What's a male voice doing in this conversation? Let me explain:

Two months ago my daughter phone me from New Zealand. The year before, almost to the day, I had been there to attend her wedding. She had news for me:

"You're going to be a grandfather …"

Calmly, coolly, with great poise, I picked myself off the floor and planted myself back in my chair.

My daughter! My little girl!

We yakked excitedly for at least 30 minutes, then it was time to acknowledge the elephant in the room: I live with bipolar disorder. My daughter does not, and we definitely don't want her to start.

Bipolar disorder puts women at much higher risk for postpartum depression and postpartum psychosis, not to mention relapse into bipolar. In addition, a good percentage of women experience bipolar disorder for the first time following childbirth.

I do not profess to be familiar with the fine points of psychiatric genetics. All I know is that if there are any dormant bipolar genes lurking in my daughter's genome, we don't want to wake them up. But come October, all hell is going to break loose.

No sleep, stress, hormone crash. Zillions of adjustments.

The odds are strongly in her favor of a healthy delivery, I assured her. But she needs to be aware of the risks. That way she can lower the risks. And, heaven help, should something happen, she won't be caught off-guard.

My daughter has a loving and supportive husband who is a physician. She has the best mother in the world. She has a great network of friends, and she lives in a country that provides excellent prenatal, natal and postnatal care.

In other words, my daughter is going to be fine. But you know how fathers worry.

A few days ago, I ordered online something very special. Today the package arrived. Tomorrow, I will repost it to New Zealand. Boston Red Sox baby gear. Yes!
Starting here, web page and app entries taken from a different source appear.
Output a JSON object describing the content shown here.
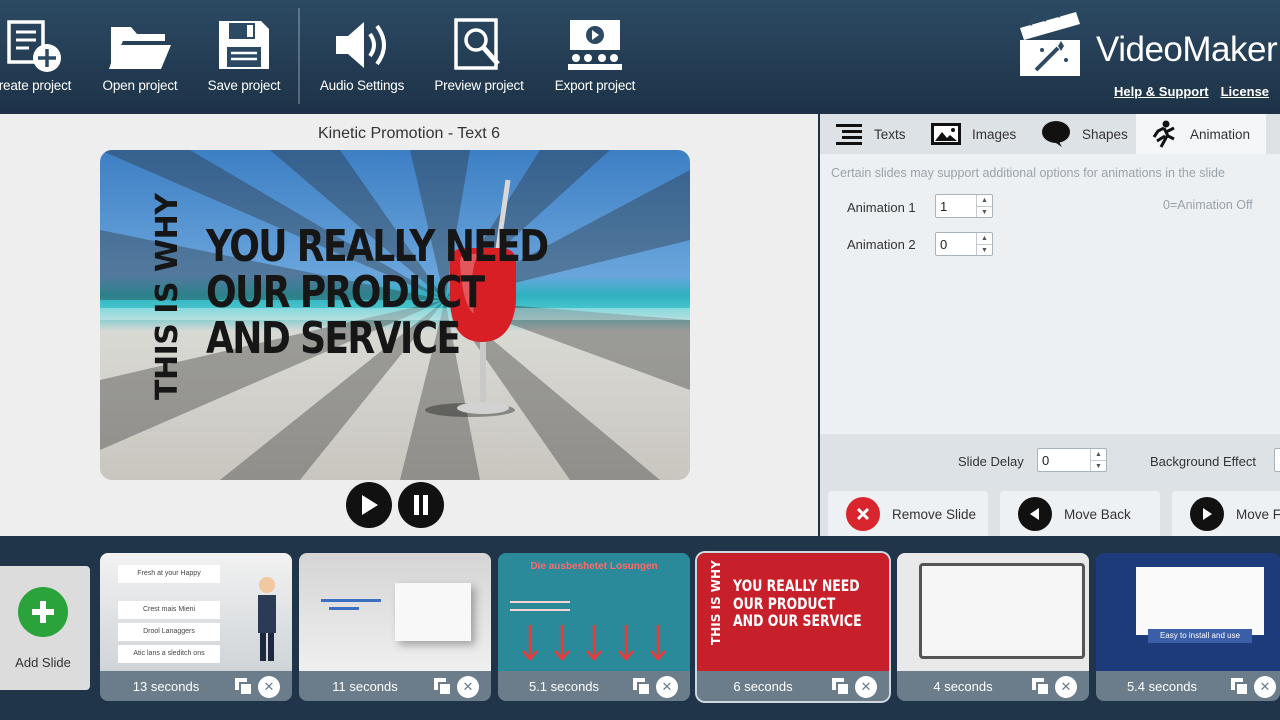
{
  "toolbar": {
    "buttons": [
      {
        "label": "reate project",
        "icon": "new-project-icon"
      },
      {
        "label": "Open project",
        "icon": "folder-icon"
      },
      {
        "label": "Save project",
        "icon": "floppy-disk-icon"
      },
      {
        "label": "Audio Settings",
        "icon": "speaker-icon"
      },
      {
        "label": "Preview project",
        "icon": "magnifier-icon"
      },
      {
        "label": "Export project",
        "icon": "presentation-icon"
      }
    ],
    "brand": "VideoMaker",
    "links": {
      "help": "Help & Support",
      "license": "License"
    }
  },
  "preview": {
    "title": "Kinetic Promotion - Text  6",
    "vertical_text": "THIS IS WHY",
    "lines": [
      "YOU REALLY NEED",
      "OUR PRODUCT",
      "AND SERVICE"
    ]
  },
  "panel": {
    "tabs": [
      {
        "label": "Texts",
        "icon": "text-lines-icon"
      },
      {
        "label": "Images",
        "icon": "image-icon"
      },
      {
        "label": "Shapes",
        "icon": "speech-bubble-icon"
      },
      {
        "label": "Animation",
        "icon": "running-figure-icon",
        "active": true
      }
    ],
    "note": "Certain slides may support additional options for animations in the slide",
    "animation1": {
      "label": "Animation 1",
      "value": "1"
    },
    "animation2": {
      "label": "Animation 2",
      "value": "0"
    },
    "animation_off_hint": "0=Animation Off",
    "slide_delay": {
      "label": "Slide Delay",
      "value": "0"
    },
    "background_effect": {
      "label": "Background Effect"
    },
    "actions": {
      "remove": "Remove Slide",
      "move_back": "Move Back",
      "move_forward": "Move Fo"
    }
  },
  "timeline": {
    "add_slide": "Add Slide",
    "slides": [
      {
        "duration": "13 seconds"
      },
      {
        "duration": "11 seconds"
      },
      {
        "duration": "5.1 seconds"
      },
      {
        "duration": "6 seconds",
        "selected": true
      },
      {
        "duration": "4 seconds"
      },
      {
        "duration": "5.4 seconds"
      }
    ],
    "thumb1_items": [
      "Fresh at your Happy",
      "Crest mais Mieni",
      "Drool Lanaggers",
      "Atic lans a sleditch ons"
    ],
    "thumb3_title": "Die ausbeshetet Losungen",
    "thumb4_lines": [
      "YOU REALLY NEED",
      "OUR PRODUCT",
      "AND OUR SERVICE"
    ],
    "thumb4_vertical": "THIS IS WHY",
    "thumb6_caption": "Easy to install and use"
  },
  "colors": {
    "accent_green": "#29a33a",
    "remove_red": "#d9262e",
    "selected_thumb": "#c8202a",
    "toolbar": "#2c4a63"
  }
}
John McManamy is an award-winning mental health journalist and author of "Living Well With Depression and Bipolar Disorder." He also blogs at Knowledge Is Necessity.